(PHILADELPHIA) Combining natural organic atoms with metal complexes, scientists at The Wistar Institute have developed a new type of enzyme inhibitor capable of blocking a biochemical pathway that plays a key role in cancer development.
Based on studies in human melanoma cells, the research paves the way for developing new ways to treat cancer by dampening the overactive enzyme activity that leads to uncontrolled tumor growth.
Details of the study, to be published in the May 16 issue of the journal ACS Chemical Biology, show how small-molecule inhibitors can be designed to target a family of signaling proteins, called phosphatidyl-inositol-3-kinases, or PI3Ks.
The PI3K pathway has been called the most mutated pathway in human cancer, says Ronen Marmorstein, Ph.D., a professor in the Gene Expression and Regulation Program at Wistar and senior author of the study.
PI3Ks are a family of lipid kinases enzymes that transfer a phosphate group to an important signaling molecule in the cell called a lipid. They play a key role in a wide range of cellular functions, including cell growth, proliferation, differentiation, motility, survival and intracellular trafficking. Lipid kinases also drive cell division by modifying fatty acid molecules and directing cells to grow, change shape and move.
Kinases have been the focus of drug development strategies for years, with some protein kinase-inhibiting compounds, such as Gleevec, already being used clinically to inhibit tumor growth. Though pharmaceutical companies have a keen interest in developing similar types of inhibitors for lipid kinases, targeting these enzymes remains a challenge.
The problem is, the drugs often lack specificity, Marmorstein says. Such broad-spectrum compounds, which inhibit many different but related kinases, inevitably cause side effects and are therefore poor drug candidates.

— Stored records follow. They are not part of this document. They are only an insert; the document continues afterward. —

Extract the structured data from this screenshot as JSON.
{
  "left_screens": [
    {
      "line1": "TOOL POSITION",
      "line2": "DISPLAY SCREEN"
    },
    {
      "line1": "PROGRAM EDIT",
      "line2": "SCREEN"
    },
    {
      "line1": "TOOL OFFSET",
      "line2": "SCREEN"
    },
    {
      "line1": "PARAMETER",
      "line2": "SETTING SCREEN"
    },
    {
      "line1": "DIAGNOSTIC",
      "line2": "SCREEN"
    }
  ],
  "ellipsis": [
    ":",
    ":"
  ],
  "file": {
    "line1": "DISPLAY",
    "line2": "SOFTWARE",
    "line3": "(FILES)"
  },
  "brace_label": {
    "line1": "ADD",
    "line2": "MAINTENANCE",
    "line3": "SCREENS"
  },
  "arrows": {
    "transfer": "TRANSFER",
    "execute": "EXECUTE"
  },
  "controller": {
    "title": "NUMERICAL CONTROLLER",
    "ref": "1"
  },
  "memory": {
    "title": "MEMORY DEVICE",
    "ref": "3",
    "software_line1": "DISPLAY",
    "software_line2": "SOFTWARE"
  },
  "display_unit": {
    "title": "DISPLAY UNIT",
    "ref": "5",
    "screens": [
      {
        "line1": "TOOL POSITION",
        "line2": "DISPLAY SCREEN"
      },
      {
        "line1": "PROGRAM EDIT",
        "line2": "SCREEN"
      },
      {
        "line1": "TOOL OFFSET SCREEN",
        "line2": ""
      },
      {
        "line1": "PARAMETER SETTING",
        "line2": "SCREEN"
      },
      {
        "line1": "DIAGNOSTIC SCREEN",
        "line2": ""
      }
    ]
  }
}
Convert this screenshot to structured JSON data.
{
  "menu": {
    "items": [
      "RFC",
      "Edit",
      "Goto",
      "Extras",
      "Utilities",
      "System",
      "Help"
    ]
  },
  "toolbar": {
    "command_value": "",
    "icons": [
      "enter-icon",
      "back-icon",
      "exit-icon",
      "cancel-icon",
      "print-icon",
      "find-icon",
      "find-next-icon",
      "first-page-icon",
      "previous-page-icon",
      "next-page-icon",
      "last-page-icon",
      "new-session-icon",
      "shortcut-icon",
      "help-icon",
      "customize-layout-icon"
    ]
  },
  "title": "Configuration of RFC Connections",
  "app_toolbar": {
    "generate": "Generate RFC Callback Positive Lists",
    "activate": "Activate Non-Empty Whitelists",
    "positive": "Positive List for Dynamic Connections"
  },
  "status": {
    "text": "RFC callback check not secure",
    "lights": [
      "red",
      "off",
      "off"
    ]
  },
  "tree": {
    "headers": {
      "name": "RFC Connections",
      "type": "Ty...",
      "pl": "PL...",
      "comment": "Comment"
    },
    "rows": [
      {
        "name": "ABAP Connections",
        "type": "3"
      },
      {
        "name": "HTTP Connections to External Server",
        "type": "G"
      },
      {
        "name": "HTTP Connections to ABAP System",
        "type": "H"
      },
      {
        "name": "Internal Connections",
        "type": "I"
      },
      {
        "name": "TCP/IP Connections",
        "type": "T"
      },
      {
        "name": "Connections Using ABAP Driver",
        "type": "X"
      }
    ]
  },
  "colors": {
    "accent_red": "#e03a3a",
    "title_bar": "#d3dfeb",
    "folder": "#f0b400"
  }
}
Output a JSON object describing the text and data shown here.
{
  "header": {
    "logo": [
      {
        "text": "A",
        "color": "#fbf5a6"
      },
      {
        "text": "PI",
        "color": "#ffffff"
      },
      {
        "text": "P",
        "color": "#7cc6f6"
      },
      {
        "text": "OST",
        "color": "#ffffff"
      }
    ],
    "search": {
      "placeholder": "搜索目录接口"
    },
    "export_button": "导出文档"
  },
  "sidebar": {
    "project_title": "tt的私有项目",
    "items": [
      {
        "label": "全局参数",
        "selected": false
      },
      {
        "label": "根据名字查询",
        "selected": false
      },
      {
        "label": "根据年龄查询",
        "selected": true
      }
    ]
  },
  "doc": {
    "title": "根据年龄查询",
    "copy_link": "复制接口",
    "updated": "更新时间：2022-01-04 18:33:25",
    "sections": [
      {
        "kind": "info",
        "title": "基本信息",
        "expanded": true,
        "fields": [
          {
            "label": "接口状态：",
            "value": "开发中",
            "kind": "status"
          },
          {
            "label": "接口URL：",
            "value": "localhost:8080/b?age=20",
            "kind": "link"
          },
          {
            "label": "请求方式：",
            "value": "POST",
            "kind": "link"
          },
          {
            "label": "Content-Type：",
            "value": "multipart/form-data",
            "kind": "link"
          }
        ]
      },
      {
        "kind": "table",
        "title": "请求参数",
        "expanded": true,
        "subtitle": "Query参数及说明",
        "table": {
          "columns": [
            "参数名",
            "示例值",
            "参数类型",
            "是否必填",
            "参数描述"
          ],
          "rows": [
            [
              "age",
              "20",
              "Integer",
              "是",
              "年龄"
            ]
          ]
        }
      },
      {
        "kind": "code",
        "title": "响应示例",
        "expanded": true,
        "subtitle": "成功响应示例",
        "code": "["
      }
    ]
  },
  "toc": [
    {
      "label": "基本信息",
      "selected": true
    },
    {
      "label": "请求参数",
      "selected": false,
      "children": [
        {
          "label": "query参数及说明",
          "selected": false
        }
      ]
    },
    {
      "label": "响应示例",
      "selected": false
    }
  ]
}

For these reasons, none of the PI3K-inhibitors developed to date
|Contact: Abbey J. Porter|
The Wistar Institute